The Battle of Wounded Knee
Or, in this case, the battle with wounded knees. At least this time, there will be less bloodshed. (At least, I hope so!) RC sends in two Guardian UK articles by Simon Cambers:
Does the reward outweigh the risk? That is what Rafael Nadal will ponder before he makes a final decision as to whether his knees can stand up to a vigorous defence of his Wimbledon title.
And only he and his doctors truly know the possible risks. The rest of us are just speculating. I’ve read everything from total gloom and doom to no problem.
John Hardy, a consultant specialist in orthopaedic and trauma surgery in London and Bristol, said he was “amazed he has been able to go on” as the pain has built up. “When you go up and down stairs, [the stress on] your patella is three times your body weight,” he said. “When you get up from a chair, it is seven times your body weight. When you are running around the tennis court, sometimes with your knees at angles, the stress on your patella and your quadriceps is enormous.”
Going down stairs hurts more! (Well, for me. I don’t even want to think what 3 times my body weight is. It might be half a baseball team.)
Todd Martin, the former world No4 and twice a semi-finalist at Wimbledon, suffered from chronic tendinitis during his career. The American said the pain was playable but if the effect on the knee was significant, it would “undoubtedly be pretty limiting physically and mentally”.

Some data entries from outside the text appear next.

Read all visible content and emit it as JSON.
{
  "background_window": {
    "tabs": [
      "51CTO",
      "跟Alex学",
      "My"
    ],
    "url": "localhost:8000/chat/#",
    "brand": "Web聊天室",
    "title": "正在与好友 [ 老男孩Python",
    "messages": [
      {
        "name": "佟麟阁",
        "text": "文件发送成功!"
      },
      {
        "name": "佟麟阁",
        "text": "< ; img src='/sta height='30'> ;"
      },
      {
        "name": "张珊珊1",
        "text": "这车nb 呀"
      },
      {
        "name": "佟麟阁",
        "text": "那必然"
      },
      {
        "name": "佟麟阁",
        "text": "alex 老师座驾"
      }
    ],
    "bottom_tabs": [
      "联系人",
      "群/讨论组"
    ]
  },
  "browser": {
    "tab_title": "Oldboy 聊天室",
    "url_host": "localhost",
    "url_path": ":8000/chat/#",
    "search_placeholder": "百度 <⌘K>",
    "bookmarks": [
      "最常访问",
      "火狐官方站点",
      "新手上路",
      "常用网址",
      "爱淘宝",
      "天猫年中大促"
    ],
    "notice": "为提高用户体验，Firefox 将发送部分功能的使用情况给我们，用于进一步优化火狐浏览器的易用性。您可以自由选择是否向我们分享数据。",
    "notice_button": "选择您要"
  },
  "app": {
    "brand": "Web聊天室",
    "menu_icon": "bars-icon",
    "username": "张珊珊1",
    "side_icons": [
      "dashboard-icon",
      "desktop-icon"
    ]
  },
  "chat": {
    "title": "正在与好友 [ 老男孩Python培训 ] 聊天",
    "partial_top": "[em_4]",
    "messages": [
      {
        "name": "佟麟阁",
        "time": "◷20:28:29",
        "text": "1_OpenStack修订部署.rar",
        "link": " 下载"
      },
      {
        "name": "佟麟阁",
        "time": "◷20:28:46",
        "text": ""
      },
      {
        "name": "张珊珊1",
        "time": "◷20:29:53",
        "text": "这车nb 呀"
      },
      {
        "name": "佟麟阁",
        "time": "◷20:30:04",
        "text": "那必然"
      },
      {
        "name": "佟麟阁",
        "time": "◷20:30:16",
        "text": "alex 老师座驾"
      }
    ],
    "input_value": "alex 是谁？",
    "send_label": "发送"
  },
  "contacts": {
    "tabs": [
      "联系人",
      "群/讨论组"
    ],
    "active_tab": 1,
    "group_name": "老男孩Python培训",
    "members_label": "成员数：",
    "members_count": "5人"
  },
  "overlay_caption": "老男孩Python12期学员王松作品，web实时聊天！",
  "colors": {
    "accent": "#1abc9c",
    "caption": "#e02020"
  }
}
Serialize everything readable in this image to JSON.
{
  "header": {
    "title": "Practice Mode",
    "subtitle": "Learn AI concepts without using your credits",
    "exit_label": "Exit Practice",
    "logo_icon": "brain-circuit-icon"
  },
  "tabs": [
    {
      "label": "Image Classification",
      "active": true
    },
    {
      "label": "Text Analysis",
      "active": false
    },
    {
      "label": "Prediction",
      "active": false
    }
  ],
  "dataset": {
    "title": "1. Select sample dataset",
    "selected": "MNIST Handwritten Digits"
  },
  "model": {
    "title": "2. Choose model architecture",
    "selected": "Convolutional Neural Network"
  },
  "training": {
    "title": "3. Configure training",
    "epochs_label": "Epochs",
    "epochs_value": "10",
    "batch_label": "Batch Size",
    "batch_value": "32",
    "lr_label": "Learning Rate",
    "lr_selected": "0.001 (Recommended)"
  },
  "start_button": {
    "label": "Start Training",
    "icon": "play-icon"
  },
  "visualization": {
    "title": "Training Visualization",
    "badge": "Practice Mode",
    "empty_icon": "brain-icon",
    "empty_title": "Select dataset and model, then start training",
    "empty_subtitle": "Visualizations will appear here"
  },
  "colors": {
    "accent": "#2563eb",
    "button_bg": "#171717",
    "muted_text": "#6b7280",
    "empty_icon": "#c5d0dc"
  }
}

“[For] Nadal, having to deal with a knee injury is especially difficult though,” he said. “The sport continues to get more athletic and Rafael leads the pack in that category. His movement and strength are astounding and they have always had a carry-on effect into his mental and emotional strength.”
Rafael Nadal is losing his fight to play at Wimbledon next week. Unless there is a dramatic improvement in his knees in the next few hours, the Spaniard seems set to become only the fourth man in the modern era not to defend his title at the All England Club.
Oh, that hurts. I didn’t know that so few had not been able to show up the next year. As the article goes on to say, the four men were John Newcombe, Stan Smith and Goran Ivanisevic. Of those, only Ivanisevic wasn’t able to defend due to injury.
The final decision will rest with Nadal, who was due to play Stanislav Wawrinka tomorrow but the Spaniard promised last week that he will not play unless he is 100% fit and he knows that, if he pushes himself too hard, he may risk causing further damage. Those close to him suggest winning the US Open – and completing a career grand slam – is his goal for this year so anything that endangers that possibility is a serious risk. Moreover, if he is not able to bend properly, it will affect every part of his game, especially his serve, which requires him to bend low to push up and create power.
No serve, no ability to get to low bouncing balls on grass…what’s the point?
I need some chocolate…STAT!